When Zuma goes, so will Mosebenzi Zwane, the minerals minister with an odd taste for banking regulation. A Gupta appointee, he has generally done little to promote stability in the troubled mining industry and would be missed for exactly no minutes when he slopes off after Jacob.

Dudu Myeni would finally depart SAA, giving it a chance to recover. Eskom would be freed from the attentions of the Guptas, and their friends, who all feed at the Eskom trough. We might get an actual foreign policy, and an actual intelligence minister.

All of which means that, you will have figured, when Zuma goes, what really gets saved is the ANC. Sadly for the ANC, it hasn’t figured that out yet.

The last thing Mmusi Maimane over at the DA wants is for Zuma to go. The longer he stays in office, the greater the chances of the ANC losing its majority in 2019.

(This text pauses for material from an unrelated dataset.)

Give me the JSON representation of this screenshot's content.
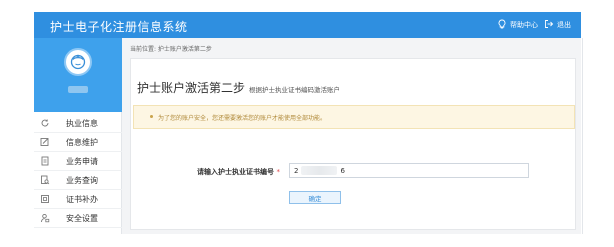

But there is a catch for Maimane. Over at the EFF, they have already calculated that Zuma is done and dusted. Julius Malema is going to limit his parliamentary work to concentrate on building EFF structures ahead of 2019. That’s smart. Maimane should be building too, working on new and durable political partnerships, and figuring out how he is going to run the country, who his finance minister will be and what he will do with the state’s wilting businesses.

With the ANC on the ropes and fragmenting at high speed, it is staggering that we don’t already have a powerful message in the media and on people’s lips of a new and inclusive economic recovery from the official opposition. Zuma’s deficiencies as a leader have been exploited to the point where, as a strategy, the returns from this will begin to diminish quickly. What South Africans want is a fresh and sensible political promise.

Bruce is editor in chief.